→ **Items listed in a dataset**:

-=-=-=-=-

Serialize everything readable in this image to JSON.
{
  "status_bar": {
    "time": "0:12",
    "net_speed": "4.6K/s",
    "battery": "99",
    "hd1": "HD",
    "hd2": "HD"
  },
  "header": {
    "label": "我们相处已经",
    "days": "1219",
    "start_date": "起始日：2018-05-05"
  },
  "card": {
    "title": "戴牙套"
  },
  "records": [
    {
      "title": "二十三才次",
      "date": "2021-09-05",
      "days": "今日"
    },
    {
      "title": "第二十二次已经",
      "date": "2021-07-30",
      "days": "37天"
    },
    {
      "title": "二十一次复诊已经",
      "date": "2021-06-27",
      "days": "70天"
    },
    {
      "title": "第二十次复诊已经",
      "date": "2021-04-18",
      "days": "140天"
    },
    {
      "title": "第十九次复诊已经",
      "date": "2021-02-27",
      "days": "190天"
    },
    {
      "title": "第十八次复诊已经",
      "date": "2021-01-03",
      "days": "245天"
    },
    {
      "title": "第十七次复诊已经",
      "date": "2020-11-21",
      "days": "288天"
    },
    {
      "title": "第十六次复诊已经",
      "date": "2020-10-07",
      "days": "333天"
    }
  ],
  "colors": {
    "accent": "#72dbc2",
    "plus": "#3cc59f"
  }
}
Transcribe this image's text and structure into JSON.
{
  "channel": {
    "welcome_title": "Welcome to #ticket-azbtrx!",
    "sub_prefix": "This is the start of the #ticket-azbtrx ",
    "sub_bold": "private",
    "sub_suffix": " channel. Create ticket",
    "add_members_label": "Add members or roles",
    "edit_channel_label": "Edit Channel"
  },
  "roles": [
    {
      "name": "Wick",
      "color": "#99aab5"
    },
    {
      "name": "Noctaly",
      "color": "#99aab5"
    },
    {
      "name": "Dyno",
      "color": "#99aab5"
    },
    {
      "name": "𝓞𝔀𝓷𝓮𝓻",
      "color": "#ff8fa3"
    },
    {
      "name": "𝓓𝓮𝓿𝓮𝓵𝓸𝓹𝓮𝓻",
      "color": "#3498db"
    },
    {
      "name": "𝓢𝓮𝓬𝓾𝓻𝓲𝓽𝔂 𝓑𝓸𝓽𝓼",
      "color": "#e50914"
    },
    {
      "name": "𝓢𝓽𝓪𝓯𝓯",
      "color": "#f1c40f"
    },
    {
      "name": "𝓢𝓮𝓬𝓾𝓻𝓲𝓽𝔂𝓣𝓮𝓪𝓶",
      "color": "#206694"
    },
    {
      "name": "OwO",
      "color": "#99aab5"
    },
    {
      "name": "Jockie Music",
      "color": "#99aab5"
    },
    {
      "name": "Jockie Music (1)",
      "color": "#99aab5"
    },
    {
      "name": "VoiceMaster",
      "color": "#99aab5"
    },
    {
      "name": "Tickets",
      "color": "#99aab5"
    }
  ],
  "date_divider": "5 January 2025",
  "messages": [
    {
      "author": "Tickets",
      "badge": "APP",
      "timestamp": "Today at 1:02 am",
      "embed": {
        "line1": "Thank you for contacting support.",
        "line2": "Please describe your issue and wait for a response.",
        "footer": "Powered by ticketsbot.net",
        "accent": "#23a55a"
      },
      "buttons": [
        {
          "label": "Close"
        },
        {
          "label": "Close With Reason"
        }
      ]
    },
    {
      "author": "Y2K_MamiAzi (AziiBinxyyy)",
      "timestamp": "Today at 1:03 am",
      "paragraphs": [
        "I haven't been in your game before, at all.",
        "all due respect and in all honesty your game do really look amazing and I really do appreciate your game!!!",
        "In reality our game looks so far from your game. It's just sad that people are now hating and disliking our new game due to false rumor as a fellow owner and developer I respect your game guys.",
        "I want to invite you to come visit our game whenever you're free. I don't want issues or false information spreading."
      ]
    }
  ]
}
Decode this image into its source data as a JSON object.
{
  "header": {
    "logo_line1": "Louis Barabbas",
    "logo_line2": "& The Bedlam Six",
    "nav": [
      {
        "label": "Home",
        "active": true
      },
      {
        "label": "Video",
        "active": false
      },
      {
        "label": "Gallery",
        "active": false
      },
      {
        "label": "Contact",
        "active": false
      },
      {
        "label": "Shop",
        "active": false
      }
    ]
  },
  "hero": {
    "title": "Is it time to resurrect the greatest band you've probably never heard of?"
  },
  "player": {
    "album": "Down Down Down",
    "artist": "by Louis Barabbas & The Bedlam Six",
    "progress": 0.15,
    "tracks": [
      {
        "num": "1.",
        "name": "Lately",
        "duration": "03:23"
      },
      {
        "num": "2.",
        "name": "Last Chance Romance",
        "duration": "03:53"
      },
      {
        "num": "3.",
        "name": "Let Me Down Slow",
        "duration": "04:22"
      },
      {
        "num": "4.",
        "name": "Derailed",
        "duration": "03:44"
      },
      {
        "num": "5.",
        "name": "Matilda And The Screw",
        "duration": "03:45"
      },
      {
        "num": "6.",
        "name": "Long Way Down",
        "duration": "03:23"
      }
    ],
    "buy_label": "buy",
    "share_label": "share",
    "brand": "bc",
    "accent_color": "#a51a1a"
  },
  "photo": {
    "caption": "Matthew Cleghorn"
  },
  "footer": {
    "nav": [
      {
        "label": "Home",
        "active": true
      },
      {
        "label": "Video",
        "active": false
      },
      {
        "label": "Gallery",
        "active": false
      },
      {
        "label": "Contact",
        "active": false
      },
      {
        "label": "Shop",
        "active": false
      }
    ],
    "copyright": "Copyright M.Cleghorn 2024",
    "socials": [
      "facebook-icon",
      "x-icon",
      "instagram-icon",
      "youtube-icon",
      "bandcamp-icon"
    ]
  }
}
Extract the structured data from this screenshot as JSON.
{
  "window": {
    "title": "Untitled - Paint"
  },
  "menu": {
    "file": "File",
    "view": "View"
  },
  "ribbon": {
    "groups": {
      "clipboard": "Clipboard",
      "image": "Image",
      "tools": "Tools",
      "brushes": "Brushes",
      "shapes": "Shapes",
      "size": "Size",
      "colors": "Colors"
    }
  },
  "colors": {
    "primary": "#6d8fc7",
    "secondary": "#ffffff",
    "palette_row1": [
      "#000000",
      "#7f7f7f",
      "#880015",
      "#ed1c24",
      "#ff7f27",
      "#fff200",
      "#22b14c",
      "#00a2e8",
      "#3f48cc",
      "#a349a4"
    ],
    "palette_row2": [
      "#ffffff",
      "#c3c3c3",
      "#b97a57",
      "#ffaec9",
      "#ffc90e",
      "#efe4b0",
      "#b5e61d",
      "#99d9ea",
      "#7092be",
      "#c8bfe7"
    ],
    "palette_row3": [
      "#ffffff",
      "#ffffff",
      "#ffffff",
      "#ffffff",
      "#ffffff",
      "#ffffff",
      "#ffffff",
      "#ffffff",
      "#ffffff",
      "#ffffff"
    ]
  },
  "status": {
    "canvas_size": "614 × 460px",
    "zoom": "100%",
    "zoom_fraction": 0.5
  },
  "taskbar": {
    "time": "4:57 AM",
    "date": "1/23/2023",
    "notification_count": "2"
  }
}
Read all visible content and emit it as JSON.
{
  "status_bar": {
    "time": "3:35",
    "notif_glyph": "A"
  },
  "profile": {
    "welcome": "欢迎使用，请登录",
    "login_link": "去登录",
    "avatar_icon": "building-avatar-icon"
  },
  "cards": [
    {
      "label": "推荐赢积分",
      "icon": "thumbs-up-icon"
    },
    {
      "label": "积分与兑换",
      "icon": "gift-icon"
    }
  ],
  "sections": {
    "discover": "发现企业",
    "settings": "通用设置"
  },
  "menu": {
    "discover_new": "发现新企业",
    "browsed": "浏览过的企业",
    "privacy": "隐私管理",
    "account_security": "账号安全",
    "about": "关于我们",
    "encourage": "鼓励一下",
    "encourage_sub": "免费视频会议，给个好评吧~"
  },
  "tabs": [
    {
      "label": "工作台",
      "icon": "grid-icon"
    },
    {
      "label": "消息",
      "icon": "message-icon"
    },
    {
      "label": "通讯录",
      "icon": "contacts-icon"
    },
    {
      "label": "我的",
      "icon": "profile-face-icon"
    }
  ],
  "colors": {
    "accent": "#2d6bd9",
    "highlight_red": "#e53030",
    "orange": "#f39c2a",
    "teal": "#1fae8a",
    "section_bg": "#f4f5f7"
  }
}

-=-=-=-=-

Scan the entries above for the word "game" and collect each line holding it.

        "I haven't been in your game before, at all.",
        "all due respect and in all honesty your game do really look amazing and I really do appreciate your game!!!",
        "In reality our game looks so far from your game. It's just sad that people are now hating and disliking our new game due to false rumor as a fellow owner and developer I respect your game guys.",
        "I want to invite you to come visit our game whenever you're free. I don't want issues or false information spreading."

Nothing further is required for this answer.